Circa 1998 or so… I had barely crossed into my thirties. In spite of my awful capabilities, I had somehow quickly risen very high on the corporate ladder – yes, contrary to popular belief, it is possible to fool a lot of people a lot of times. While I was used to more work and more money, no amount of MBA training had prepared me for my first executive admin. And yet, there she was – Vicky Ruffin Cupit assigned to keep me honest 🙂 If I was the guy ricocheting off the walls, she was the wise person calming me down. Over the years, I did calm down and learned how to stabilize my calendar and communications. I never quite stabilized my travel routine though. I am sure all those “alter egos” I had in office who were assigned to keep me in check would agree. (Agreed Stefanie? Leah? Denise? Kelly? Marte? 🙂 )
While I had kept up with Vicky throughout the years – if not anything else, with that birthday wish every year, I never quite could meet her. That problem was solved two weeks back.
Early in the morning, Sharmila and I hopped into the rental car and headed north from Dallas. We kept driving up I-75 – crossed all the big new suburbs of Dallas and kept driving for miles and miles. Crossed two cute towns called Melissa and Anna and eventually reached the tiny town called Van Alstyne. All this time I was asking myself, how should I pronounce it – vAn alstyne or van alsTYne?
There is something about small towns in America that fascinate me. Part of it is the rural setting – I am any day, a dirt road, lot of land, green trees kind of person. But there is that other thing – the history of how those towns came of being. And then once in a while, against such a rural backdrop, you will see how modern civilization has imposed itself upon it. At the scheduled time, we showed up at our tryst – the only coffee place that was open there. Speaking of civilization imposing itself – it was in a Macdonalds attached to the gas station by the highway!!

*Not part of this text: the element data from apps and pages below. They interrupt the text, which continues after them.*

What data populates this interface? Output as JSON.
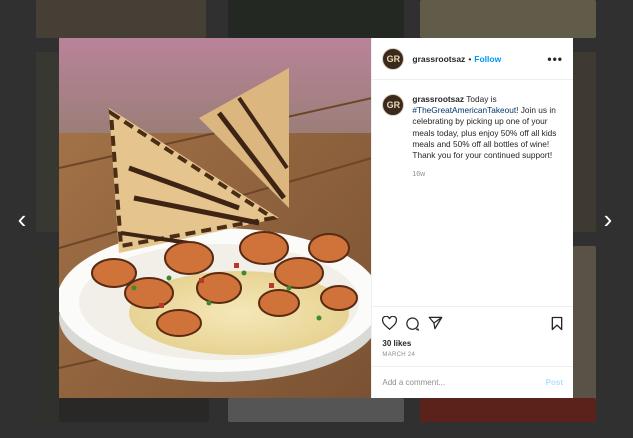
{
  "post": {
    "username": "grassrootsaz",
    "avatar_text": "GR",
    "follow_label": "Follow",
    "separator": "•",
    "more_label": "•••",
    "caption": {
      "username": "grassrootsaz",
      "text_before_tag": "Today is",
      "hashtag": "#TheGreatAmericanTakeout",
      "text_after_tag": "! Join us in celebrating by picking up one of your meals today, plus enjoy 50% off all kids meals and 50% off all bottles of wine! Thank you for your continued support!"
    },
    "age": "16w",
    "likes": "30 likes",
    "date": "MARCH 24",
    "comment_placeholder": "Add a comment...",
    "post_label": "Post"
  },
  "nav": {
    "prev": "‹",
    "next": "›"
  },
  "colors": {
    "link": "#0095f6",
    "hashtag": "#00376b",
    "muted": "#8e8e8e",
    "post_disabled": "#b2dffc"
  },
  "icons": [
    "heart-icon",
    "comment-icon",
    "share-icon",
    "bookmark-icon",
    "more-icon",
    "chevron-left-icon",
    "chevron-right-icon"
  ]
}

There she was … waiting for us at a table. I am not sure how long the hug lasted but there were a lot of good old days that flashed thru my mind. As I have always said, whatever little I have made of myself – and as ephemeral as it might be – it is incredible how many people have lent their shoulders to get me where I am. It has always been an out of the world feeling for me to meet those humans much later in life!
Vicky took me thru the history of the small place. How a gentleman called Van Alstyne had founded the place. (BTW, those other two towns – Anna and Melissa – they were his daughters’ names!). What was even more fascinating was how her husband landed up in a small place called Van Alstyne. Apparently, her father in law and his brother ran away from home and crossed state borders and that is where they were dropped because they could not go any further!! He took up a job with the local utility company. Many many years later, when Vicky and her husband bought a property, her father in law pointed out the utility posts that he had put in the ground. I did not realize till then that every post has a identification marker and name at the bottom!
As you can imagine, it was an absolutely magical time. Sharmila and I were totally absorbed in the stories. Suddenly, I remembered something. I asked her what happened to her eldest son. I remembered that she had told me that he and his wife drove eighteen wheelers together to transport goods. Apparently they loved the life on the road. That was nearly 20 years back. “Oh! They still are driving eighteen wheelers together. They log about 5000 miles a week!”.
Awesome! Someday, I want to hit the road and just keep driving and meet all those people that crossed my path in this life!!